There were several suitable candidates for the Outrage this week. A Harvard educated MBA trained as an accountant, who founded a center to deal with governance issues in global financial institutions, claimed to be befuddled by both accounting rules and good governance practices. RIM co-CEO Jim Balsillie spun quite a story to escape any suggestion of wrongdoing over stock options he and others backdated at that company.
Then there is the role of the Ontario Securities Commission in all of this, which is becoming quite a loser in enforcement cases. A conviction in a major stock tipping case was thrown out on appeal. The Bre-X trial has taken years without result. They dropped a case altogether last week in the middle of the trial. And there is the regulator’s perpetual tardiness in adopting rules to protect investors and give them more clout long after they have been approved in the United States.
Since last September, the OSC has given RIM extension after extension for the filing of financial statements. They even allowed company founders to exercise more than 750,000 stock options during this period. This week, they extended their extensions until June. There is not the slightest evidence to suggest that the OSC sees anything terribly wrong with a company that repeatedly fails to provide investors with the audited information they are entitled to by law, which along with its embarrassingly inept enforcement record, leaves many to conclude that the OSC must be the most dysfunctional securities regulator in the G7. Does the OSC even have files marked Livent or Nortel any longer or is justice to be a casualty there as well?
Worthy as these incidents are for this weekly slot, they pale in comparison to revelations that certain U.S. companies exploited the terrorist attacks on America by backdating stock options to that horrific time in order to further line their pockets. When the full extent of this disgraceful conduct emerges, it will shock and outrage Americans in a way that previous abuses in CEO pay have not.
Much has been said and written about the generation that fought a world war against oppression, saved democracy and built the foundation for today’s prosperity. They have been called the Greatest Generation.

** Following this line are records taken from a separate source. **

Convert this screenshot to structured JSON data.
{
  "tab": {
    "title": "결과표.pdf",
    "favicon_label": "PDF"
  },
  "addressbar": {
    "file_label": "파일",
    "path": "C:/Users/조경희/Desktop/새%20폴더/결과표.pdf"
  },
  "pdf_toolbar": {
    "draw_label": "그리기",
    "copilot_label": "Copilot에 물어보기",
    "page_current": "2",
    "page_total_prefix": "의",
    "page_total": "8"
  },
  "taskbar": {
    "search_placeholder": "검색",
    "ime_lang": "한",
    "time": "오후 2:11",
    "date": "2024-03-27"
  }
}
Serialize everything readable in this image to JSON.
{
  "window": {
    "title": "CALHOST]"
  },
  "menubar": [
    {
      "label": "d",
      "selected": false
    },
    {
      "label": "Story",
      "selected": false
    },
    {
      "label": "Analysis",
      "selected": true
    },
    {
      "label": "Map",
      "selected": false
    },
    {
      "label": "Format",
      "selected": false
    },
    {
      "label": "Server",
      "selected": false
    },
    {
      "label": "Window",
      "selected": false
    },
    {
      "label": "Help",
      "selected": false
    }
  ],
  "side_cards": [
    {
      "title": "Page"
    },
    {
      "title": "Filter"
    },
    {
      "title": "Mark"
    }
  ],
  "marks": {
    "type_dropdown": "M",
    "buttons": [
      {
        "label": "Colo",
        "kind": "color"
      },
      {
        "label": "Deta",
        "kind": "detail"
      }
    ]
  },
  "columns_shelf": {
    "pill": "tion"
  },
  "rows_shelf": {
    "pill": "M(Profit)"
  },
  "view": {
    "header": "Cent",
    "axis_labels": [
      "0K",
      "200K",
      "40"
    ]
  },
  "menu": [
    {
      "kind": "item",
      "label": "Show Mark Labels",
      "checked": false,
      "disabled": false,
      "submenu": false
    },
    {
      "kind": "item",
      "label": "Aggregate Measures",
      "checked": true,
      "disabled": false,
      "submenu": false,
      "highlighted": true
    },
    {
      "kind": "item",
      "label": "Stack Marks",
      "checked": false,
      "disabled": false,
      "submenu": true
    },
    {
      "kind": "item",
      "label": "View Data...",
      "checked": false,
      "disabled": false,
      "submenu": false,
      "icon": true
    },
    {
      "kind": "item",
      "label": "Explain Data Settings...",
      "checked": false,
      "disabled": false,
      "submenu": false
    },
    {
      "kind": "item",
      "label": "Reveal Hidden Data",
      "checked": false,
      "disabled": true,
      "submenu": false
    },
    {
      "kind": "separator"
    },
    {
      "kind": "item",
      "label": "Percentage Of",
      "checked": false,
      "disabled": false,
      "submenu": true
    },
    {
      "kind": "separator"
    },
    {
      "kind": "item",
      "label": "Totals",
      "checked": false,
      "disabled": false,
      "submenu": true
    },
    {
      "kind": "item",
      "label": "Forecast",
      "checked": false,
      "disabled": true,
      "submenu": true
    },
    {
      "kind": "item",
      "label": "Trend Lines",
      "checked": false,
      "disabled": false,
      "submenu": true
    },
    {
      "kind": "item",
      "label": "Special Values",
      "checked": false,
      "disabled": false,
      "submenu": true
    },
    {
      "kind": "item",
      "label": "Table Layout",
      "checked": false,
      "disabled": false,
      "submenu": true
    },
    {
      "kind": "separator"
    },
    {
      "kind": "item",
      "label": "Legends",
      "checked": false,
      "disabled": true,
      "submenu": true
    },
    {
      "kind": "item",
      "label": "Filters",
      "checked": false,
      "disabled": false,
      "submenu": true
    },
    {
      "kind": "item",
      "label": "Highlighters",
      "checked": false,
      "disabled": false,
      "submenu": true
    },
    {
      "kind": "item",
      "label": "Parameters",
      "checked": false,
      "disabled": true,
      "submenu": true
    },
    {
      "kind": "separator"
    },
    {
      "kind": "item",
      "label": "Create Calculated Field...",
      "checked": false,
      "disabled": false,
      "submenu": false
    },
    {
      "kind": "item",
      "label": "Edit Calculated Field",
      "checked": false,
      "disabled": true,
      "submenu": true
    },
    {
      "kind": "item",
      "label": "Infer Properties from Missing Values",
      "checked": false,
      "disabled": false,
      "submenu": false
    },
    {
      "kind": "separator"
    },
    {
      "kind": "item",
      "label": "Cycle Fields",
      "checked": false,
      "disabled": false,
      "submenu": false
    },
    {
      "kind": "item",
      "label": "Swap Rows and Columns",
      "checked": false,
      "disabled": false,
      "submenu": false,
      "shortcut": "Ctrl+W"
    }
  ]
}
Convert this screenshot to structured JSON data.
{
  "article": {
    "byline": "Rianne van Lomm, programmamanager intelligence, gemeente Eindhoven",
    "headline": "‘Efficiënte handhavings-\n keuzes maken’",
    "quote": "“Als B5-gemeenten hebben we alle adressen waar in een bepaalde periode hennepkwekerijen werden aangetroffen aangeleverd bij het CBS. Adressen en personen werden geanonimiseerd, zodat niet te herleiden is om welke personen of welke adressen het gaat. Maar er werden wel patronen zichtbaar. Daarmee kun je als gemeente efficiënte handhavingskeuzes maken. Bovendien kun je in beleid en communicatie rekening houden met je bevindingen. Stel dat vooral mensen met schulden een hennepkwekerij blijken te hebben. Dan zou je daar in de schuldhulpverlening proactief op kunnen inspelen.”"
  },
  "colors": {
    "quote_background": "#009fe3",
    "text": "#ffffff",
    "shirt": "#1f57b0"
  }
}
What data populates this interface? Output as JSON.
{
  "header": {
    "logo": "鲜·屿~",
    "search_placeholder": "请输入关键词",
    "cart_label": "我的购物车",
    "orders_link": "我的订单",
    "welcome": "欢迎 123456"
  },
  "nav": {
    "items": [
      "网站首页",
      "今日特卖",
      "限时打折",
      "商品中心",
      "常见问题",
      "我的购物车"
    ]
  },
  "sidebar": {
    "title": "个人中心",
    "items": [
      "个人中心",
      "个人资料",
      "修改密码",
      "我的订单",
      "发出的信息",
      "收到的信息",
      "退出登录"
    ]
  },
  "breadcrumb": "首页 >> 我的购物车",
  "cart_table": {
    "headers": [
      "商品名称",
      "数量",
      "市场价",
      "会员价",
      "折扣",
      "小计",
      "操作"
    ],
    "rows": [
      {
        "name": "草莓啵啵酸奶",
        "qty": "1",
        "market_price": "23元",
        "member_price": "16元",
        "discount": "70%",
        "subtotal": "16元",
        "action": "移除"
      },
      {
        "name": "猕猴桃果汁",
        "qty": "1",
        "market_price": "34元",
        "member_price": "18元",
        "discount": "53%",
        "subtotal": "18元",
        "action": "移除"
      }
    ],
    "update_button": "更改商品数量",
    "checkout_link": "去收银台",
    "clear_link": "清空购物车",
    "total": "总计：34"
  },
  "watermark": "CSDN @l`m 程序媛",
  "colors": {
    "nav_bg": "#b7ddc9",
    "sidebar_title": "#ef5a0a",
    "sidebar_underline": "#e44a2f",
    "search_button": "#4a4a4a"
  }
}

This was the generation of my father and mother. The grandchildren of this generation carry on that tradition on battlefields far away in Afghanistan and Iraq, where they courageously fight to bring peace to lands too long in the grip of tyrants and the intolerant. I have opposed the war in Iraq and, more particularly, the manner of its commencement and execution by the Bush administration. But I have never for a second doubted the heroism of those answering their country’s call.
At home, however, we see time and again leadership of a different kind: a world where no CEO can be left behind. For many, there is never enough. They believe the world owes them tens, and sometimes hundreds, of millions just for showing up. They need to be motivated, so the conventional boardroom wisdom goes. And the money just pours into their laps. Thus we see, both in the United States and in Canada, reflections of the Greatest Generation and what I call the Greediest Generation: young men and women struggling and dying for a cause that is greater than themselves; CEOs amassing unparalleled fortunes for a cause that is so often singularly about themselves.
And now we have some that have used the tragedy of 9-11 as an opportunity to gain even more. It doesn’t get much worse than that in the boardroom. Which takes this growing scandal of stock options backdating into an entirely different ethical sphere that should appall responsible investors and thoughtful individuals. It is a story we will be hearing much more about in the weeks and months ahead and is, without doubt, the Outrage of the Week.